Three alternatives to the Wrapties

Whether you have luggage for your bike or not, there can always be times you need to strap something bulky or awkward to it. And of course, these aren’t limited to your motorcycle – they can work with rucksacks, push-bikes, boats, quads, cars etc. Here are three other options though…

  • Rokstraps have a tough plastic quick-release buckle that allows you to leave them at the length you set when taking kit off. They’re tough, versatile and good value for money. Read our review of Rokstraps here.
  • The Andy Strapz are elasticated and use Velcro to secure, but for my purposes at least, they proved less versatile than the Wrapties, and it’s can also be harder to find the right length. Read our review of Andy Strapz here.
  • Traditional bungee cords are okay, but you need to find the right length, the hooks can easily damage the bike, and lose control of one and it can have your eye out. According to a study in 2001 by the American Academy of Opthalmology, Wills Eye Hospital in Philadelphia alone treated 67 patients over a five-year period who had suffered moderate to severe eye injuries. Be particularly careful of the metal hooks straightening themselves out, then whipping into you.

These are just three of many alternatives – you can find all the motorcycle luggage we’ve tested here and be sure to regularly check for the discounts available through Bikesocial membership.



Wrapties review: Verdict

In my experience, the Wrapties offer the best hook-and-loop solution as having panels of the Velcro all along the length makes it easier to set the size you need..

The opening ‘fast grab band’ at one end of the ‘Classic’ version I reviewed is an excellent design idea, and does open up more possibility for using these. Plus the fact that they’re reasonably slim means they can tuck through more openings than even my Rokstraps.

You need to be aware that the hooks of the Velcro – while only plastic – can put fine surface scratches into paintwork, so like any luggage strap really, it’s best to put some protection under them if you’re concerned. A bit of rag is all you need, but a pack of four dedicated gripper pads are available for £12.

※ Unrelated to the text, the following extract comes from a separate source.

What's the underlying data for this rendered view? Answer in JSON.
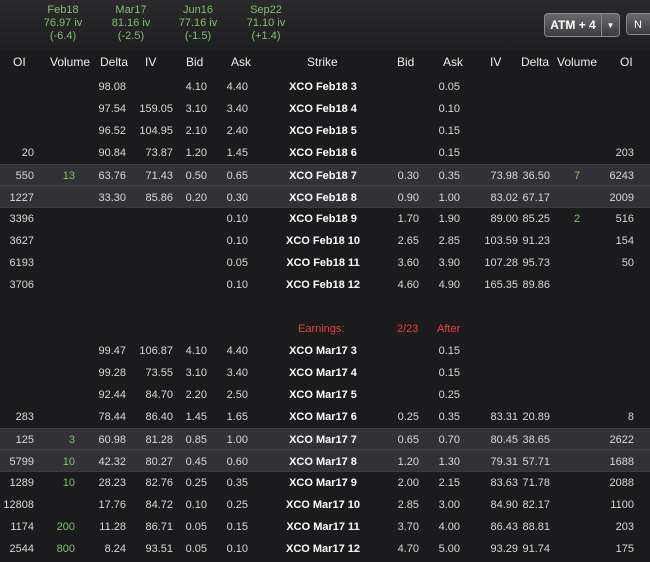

The Wrapties now live in the top-box that I swap between by GS and VFR. If I’m taking the ZX-6R out, I sling them under the seat or pop them in the tank bag. They haven’t replaced my Rokstraps, but having both gives me the versatility to know I can strap pretty much anything to anything, in any way I want, so on most rides, they’re both with me.